neither BHP's alleged violations of La. R.S. 3L212.21-.23
and La. R.S. 31:212.31 nor its alleged tort and contract
fraud entitled J & L to attorney fees. J & L
Family, L.L. C v. BHP Billiton Petroleum Props. (N.A.),
L.P., No. CV16-1193, 2018 WL 734684 (W.D. La. Feb. 6,
2018). While that motion was pending, Longleaf moved to
intervene. [Record Document 71]. After the Court granted the
motion, BHP moved to dismiss Longleaf s fraud claims. [Record
Documents 75 and 77].
Law and Analysis
A. Standard of Review
survive a motion to dismiss, allegations of fraud must
"state with particularity the circumstances constituting

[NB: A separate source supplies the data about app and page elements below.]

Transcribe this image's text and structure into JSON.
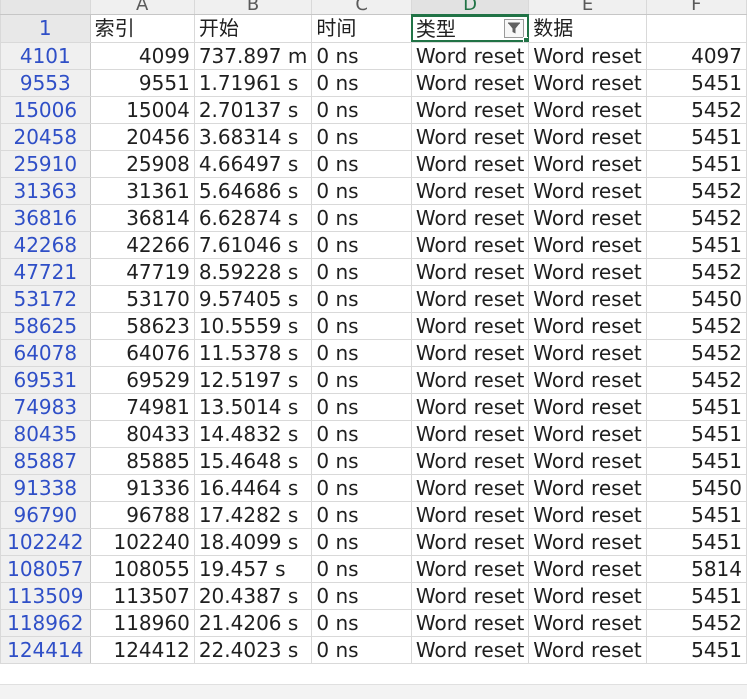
{
  "columns": [
    "A",
    "B",
    "C",
    "D",
    "E",
    "F"
  ],
  "selected_column": "D",
  "header_row": {
    "row_number": "1",
    "cells": [
      "索引",
      "开始",
      "时间",
      "类型",
      "数据",
      ""
    ]
  },
  "rows": [
    {
      "row": "4101",
      "a": "4099",
      "b": "737.897 m",
      "c": "0 ns",
      "d": "Word reset",
      "e": "Word reset",
      "f": "4097"
    },
    {
      "row": "9553",
      "a": "9551",
      "b": "1.71961 s",
      "c": "0 ns",
      "d": "Word reset",
      "e": "Word reset",
      "f": "5451"
    },
    {
      "row": "15006",
      "a": "15004",
      "b": "2.70137 s",
      "c": "0 ns",
      "d": "Word reset",
      "e": "Word reset",
      "f": "5452"
    },
    {
      "row": "20458",
      "a": "20456",
      "b": "3.68314 s",
      "c": "0 ns",
      "d": "Word reset",
      "e": "Word reset",
      "f": "5451"
    },
    {
      "row": "25910",
      "a": "25908",
      "b": "4.66497 s",
      "c": "0 ns",
      "d": "Word reset",
      "e": "Word reset",
      "f": "5451"
    },
    {
      "row": "31363",
      "a": "31361",
      "b": "5.64686 s",
      "c": "0 ns",
      "d": "Word reset",
      "e": "Word reset",
      "f": "5452"
    },
    {
      "row": "36816",
      "a": "36814",
      "b": "6.62874 s",
      "c": "0 ns",
      "d": "Word reset",
      "e": "Word reset",
      "f": "5452"
    },
    {
      "row": "42268",
      "a": "42266",
      "b": "7.61046 s",
      "c": "0 ns",
      "d": "Word reset",
      "e": "Word reset",
      "f": "5451"
    },
    {
      "row": "47721",
      "a": "47719",
      "b": "8.59228 s",
      "c": "0 ns",
      "d": "Word reset",
      "e": "Word reset",
      "f": "5452"
    },
    {
      "row": "53172",
      "a": "53170",
      "b": "9.57405 s",
      "c": "0 ns",
      "d": "Word reset",
      "e": "Word reset",
      "f": "5450"
    },
    {
      "row": "58625",
      "a": "58623",
      "b": "10.5559 s",
      "c": "0 ns",
      "d": "Word reset",
      "e": "Word reset",
      "f": "5452"
    },
    {
      "row": "64078",
      "a": "64076",
      "b": "11.5378 s",
      "c": "0 ns",
      "d": "Word reset",
      "e": "Word reset",
      "f": "5452"
    },
    {
      "row": "69531",
      "a": "69529",
      "b": "12.5197 s",
      "c": "0 ns",
      "d": "Word reset",
      "e": "Word reset",
      "f": "5452"
    },
    {
      "row": "74983",
      "a": "74981",
      "b": "13.5014 s",
      "c": "0 ns",
      "d": "Word reset",
      "e": "Word reset",
      "f": "5451"
    },
    {
      "row": "80435",
      "a": "80433",
      "b": "14.4832 s",
      "c": "0 ns",
      "d": "Word reset",
      "e": "Word reset",
      "f": "5451"
    },
    {
      "row": "85887",
      "a": "85885",
      "b": "15.4648 s",
      "c": "0 ns",
      "d": "Word reset",
      "e": "Word reset",
      "f": "5451"
    },
    {
      "row": "91338",
      "a": "91336",
      "b": "16.4464 s",
      "c": "0 ns",
      "d": "Word reset",
      "e": "Word reset",
      "f": "5450"
    },
    {
      "row": "96790",
      "a": "96788",
      "b": "17.4282 s",
      "c": "0 ns",
      "d": "Word reset",
      "e": "Word reset",
      "f": "5451"
    },
    {
      "row": "102242",
      "a": "102240",
      "b": "18.4099 s",
      "c": "0 ns",
      "d": "Word reset",
      "e": "Word reset",
      "f": "5451"
    },
    {
      "row": "108057",
      "a": "108055",
      "b": "19.457 s",
      "c": "0 ns",
      "d": "Word reset",
      "e": "Word reset",
      "f": "5814"
    },
    {
      "row": "113509",
      "a": "113507",
      "b": "20.4387 s",
      "c": "0 ns",
      "d": "Word reset",
      "e": "Word reset",
      "f": "5451"
    },
    {
      "row": "118962",
      "a": "118960",
      "b": "21.4206 s",
      "c": "0 ns",
      "d": "Word reset",
      "e": "Word reset",
      "f": "5452"
    },
    {
      "row": "124414",
      "a": "124412",
      "b": "22.4023 s",
      "c": "0 ns",
      "d": "Word reset",
      "e": "Word reset",
      "f": "5451"
    }
  ],
  "icons": {
    "filter": "filter-funnel-icon"
  },
  "colors": {
    "accent": "#217346",
    "row_number": "#2f4fc7",
    "header_bg": "#f0f0f0"
  }
}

fraud, " although "intent [and] knowledge . . . may
be alleged generally." Fed.R.Civ.P. 9(b). "A
dismissal for failure to plead fraud with particularity under
Rule 9(b) is treated as a dismissal for failure to state a
claim under Rule 12(b)(6)." United States ex rel
Thompson v. Columbia/HCA Healthcare Cop., 125 F.3d 899,
901 (5th Or. 1997). As it must when considering an ordinary
12(b)(6) motion, a court evaluating a motion to dismiss on
Rule 9(b) grounds must accept all of the plaintiffs factual
allegations as true. See In re Katrina Canal breaches
Litig, 495 F.3d 191, 205 (5th Cir. 2009). Nevertheless,
the heightened pleading requirement of Rule 9(b) is an
"additional burden" that exceeds the general
requirement that a plaintiffs allegations "state  a
legally cognizable claim that is plausible."
Shandong Yinguang Chem. Indus. Joint Stock Co. v.
Potter, 607 F.3d 1029, 1032, 1034 (5th Cir. 2010) (per
curiam) (citing Ashcroft v. Iqbal, 556 U.S. 662, 678
(2009); Benchmark Elecs., Inc. v. J.M. Huber Corp.,
343 F.3d 719, 724 (5th Cir.), opinion modified on other
grounds on denial of reh'g, 355 F.3d 356 (5th Cir.